Frontier skirmishes, along a French-drawn land border and on offshore islands, broke out promptly. Efforts to ease the dispute by diplomacy failed. Last month the Vietnamese charged - credibly, in light of past Cambodian massacres - that Cambodia had committed atrocities in raids in Vietnamese soil. Hanoi, which has perhaps the fourth largest army in the world, then invaded Combodia. The Cambodians charged - credibly, in light of past Vietnamese muscling - that Vietnam wants to annex the "Parrot's Break" salient of Cambodia. Vietnam is short on food, and the Parrot's Break is fertile, it is noted. In the classic invader's style, Vietnam, after having bitten off a good hunk of its neighbor's land, appealed for talks.
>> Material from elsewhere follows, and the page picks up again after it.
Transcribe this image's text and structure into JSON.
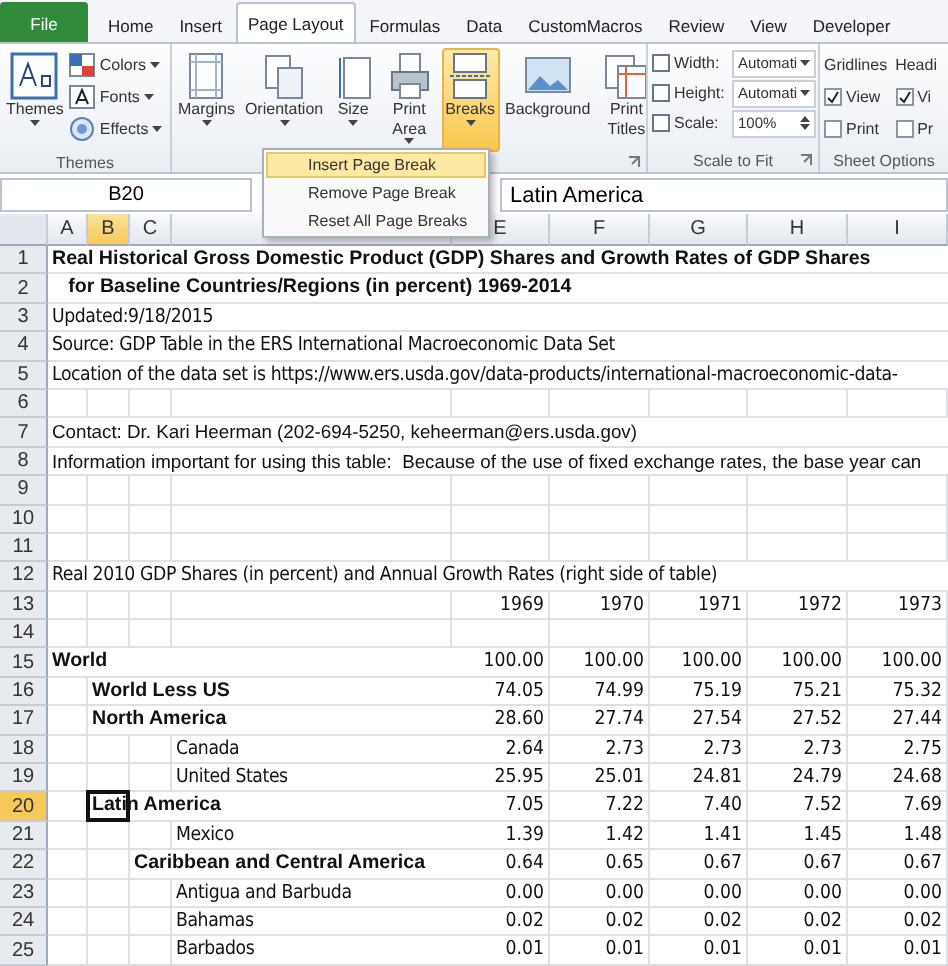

Cambodia wants Vietnam to withdraw first. There, for the moment, matters rest.

It would take a very mean-spirited observer, not to say an irresponsible one, to urge on these two war-weary Communist regimes in a war against each other. But that is not to say that the United States, with its own particular history in Indochina and with no diplomatic ties with either country, is in much of a position to offer advice, warnings, good offices or what have you. China, which enjoys high standing in Cambodia, and Russia, which enjoys it in Vietnam, may both be better situated to mediate, if their own rivalry permits them to. More likely Vietnam and Cambodia will have to come to terms themselves. The Communist governments inherited power in their countries, and history, too.